It is probably best to start with a collision which is almost head-on, with smaller deflections, before continuing with wider and wider collisions. To minimize gravity effects, limit the pendulum to fairly small amplitudes, but start it with a push. By doing this, the initial and final parts of the path will look almost straight, with the bend showing only during close approach, as with alpha particles.
a Use about 3 cm of the rubber tubing to secure one of the cylindrical magnets to the end of the light rod. Attach a second cylindrical magnet to the first one, using their mutual attraction.
b Suspend the light rod by a short loop of flexible thread (a 2 cm to 5 cm loop is enough) from a bar held out from a retort stand. The light rod should be able to swing freely as a pendulum with the magnet at the lower end. It is best to clamp the base of the retort stand. This represents the alpha particle.
c Secure the three bar magnets in a clamp so that similar poles are together. This represents the nucleus.
d Put the clamp into a retort stand and boss directly beneath, and very slightly below, the suspended cylindrical magnets. Arrange the bar magnets so that they are facing the cylindrical magnets with similar poles. This represents a nucleus.
Carrying out the demonstration
e Draw the light rod to one side and let it swing towards the fixed magnets. You should be able to get it to bounce back.
f Slide the wire loop of the light rod along the retort stand, so that the cylindrical magnets are hanging slightly to one side of the fixed magnets.

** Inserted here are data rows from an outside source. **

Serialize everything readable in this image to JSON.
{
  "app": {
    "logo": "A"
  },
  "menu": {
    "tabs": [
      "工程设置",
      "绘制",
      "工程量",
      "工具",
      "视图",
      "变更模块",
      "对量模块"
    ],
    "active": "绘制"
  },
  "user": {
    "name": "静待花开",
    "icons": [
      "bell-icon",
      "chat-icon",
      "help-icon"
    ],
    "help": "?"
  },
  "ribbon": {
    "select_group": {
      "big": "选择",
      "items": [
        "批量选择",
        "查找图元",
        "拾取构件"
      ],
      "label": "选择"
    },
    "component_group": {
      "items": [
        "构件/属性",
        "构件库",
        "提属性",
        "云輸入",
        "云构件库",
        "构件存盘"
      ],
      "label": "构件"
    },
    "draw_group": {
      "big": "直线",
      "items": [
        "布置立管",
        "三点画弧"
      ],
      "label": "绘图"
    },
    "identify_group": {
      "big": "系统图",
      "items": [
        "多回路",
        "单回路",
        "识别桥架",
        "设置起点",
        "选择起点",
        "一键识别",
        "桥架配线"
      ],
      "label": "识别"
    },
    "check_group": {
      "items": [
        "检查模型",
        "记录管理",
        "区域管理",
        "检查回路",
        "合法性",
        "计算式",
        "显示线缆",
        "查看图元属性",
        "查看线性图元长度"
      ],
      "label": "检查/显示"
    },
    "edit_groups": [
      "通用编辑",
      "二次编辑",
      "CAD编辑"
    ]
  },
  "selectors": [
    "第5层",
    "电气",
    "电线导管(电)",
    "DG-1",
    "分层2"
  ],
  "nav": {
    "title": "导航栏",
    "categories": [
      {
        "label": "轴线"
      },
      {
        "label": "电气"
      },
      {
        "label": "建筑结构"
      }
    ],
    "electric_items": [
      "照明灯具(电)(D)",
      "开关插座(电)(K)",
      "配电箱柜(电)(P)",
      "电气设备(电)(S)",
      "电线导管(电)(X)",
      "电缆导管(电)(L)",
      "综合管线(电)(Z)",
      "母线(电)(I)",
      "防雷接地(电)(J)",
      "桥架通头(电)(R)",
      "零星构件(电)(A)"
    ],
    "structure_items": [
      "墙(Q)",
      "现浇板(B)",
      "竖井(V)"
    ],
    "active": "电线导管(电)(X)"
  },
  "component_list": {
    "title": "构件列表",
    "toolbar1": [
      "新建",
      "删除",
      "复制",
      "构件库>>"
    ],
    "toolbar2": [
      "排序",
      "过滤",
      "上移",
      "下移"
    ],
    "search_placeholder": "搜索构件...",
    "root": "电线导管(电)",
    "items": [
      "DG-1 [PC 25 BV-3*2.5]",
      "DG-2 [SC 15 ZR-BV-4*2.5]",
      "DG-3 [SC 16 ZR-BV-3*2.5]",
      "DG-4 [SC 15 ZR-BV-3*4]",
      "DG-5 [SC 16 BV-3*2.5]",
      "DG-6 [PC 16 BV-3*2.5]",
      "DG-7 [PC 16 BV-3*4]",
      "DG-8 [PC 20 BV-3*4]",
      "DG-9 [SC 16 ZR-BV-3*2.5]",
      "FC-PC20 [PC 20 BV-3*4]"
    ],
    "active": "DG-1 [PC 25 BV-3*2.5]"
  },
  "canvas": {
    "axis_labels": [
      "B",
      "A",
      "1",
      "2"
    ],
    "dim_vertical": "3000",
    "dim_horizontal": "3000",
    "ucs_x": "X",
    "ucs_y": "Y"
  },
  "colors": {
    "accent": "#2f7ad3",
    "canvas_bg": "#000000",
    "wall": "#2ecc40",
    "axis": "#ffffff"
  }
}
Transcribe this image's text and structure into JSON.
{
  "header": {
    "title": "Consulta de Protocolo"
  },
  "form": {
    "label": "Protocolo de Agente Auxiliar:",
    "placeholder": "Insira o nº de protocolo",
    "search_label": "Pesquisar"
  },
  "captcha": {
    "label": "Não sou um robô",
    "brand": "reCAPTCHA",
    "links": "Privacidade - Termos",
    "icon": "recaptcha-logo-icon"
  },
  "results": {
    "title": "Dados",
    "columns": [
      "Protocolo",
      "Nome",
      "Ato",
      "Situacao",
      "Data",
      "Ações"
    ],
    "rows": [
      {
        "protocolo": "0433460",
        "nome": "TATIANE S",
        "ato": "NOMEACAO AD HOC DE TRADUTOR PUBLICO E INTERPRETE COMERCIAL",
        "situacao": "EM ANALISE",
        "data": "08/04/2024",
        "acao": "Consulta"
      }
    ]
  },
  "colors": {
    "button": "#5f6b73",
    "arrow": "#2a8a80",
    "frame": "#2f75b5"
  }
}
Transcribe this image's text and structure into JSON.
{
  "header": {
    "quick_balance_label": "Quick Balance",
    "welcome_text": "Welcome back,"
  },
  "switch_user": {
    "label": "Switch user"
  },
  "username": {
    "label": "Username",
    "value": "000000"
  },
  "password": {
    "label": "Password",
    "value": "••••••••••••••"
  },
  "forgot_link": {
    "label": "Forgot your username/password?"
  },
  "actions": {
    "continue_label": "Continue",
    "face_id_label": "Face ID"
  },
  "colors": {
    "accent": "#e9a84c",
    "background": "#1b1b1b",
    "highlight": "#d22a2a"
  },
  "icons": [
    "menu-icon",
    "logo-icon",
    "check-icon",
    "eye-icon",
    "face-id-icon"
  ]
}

g Repeat step e and show that the cylindrical magnets are deflected but don’t bounce back.
h Repeat steps f and g until the cylindrical magnets are no longer deflected.
i Replace the fixed bar magnets with a cylindrical magnet placed on the floor or a flat surface. It should be free to move. This represents an electron in an atom.
j Draw the light rod to one side and let it swing over the loose magnet. The swinging magnet should knock the loose magnet over without being deflected itself.
You can refer to cloud chamber photographs that show very rare large deflections of alpha particle tracks. Use this demonstration to show that these photographs imply that there must be something massive with which the alpha particles are colliding. The rarity of the collisions shows that most of the atom is hollow.
By moving the line of the ‘alpha particle’ magnets attached to the light rod, you can show that they are not noticeably deflected if their path is more than about 5 cm away from the ‘nucleus’ of magnets clamped to the stand. In this model, the target is therefore about 10 cm across (5 cm either side of the 'nucleus'). In Rutherford’s experiments, fewer than 1 in 10,000 was noticeably deflected. That means, in this model, the gap between nuclei would be about 1 km.
By using the small cylindrical magnets as a target, you can discuss how the alpha particle can pass through the electron cloud without being deflected. It can also ionise atoms (by removing electrons) without being deflected. Refer back to the straight tracks in the cloud chamber.
An alternative experiment using the Edinburgh CO2 pucks kit
Apparatus and materials
Edinburgh CO2 pucks kit
Dry ice (wear eye protection and gauntlet-style leather gloves when making or handling solid carbon dioxide)
Eye protection and gauntlet style gloves
a Put a large magnetic ring puck at the centre of the glass plate. It is not necessary to put the CO2underneath it
b Put dry ice under the small pucks so that they float in the usual way.
c Direct the small ring pucks towards the large target.
This experiment was safety-tested in April 2007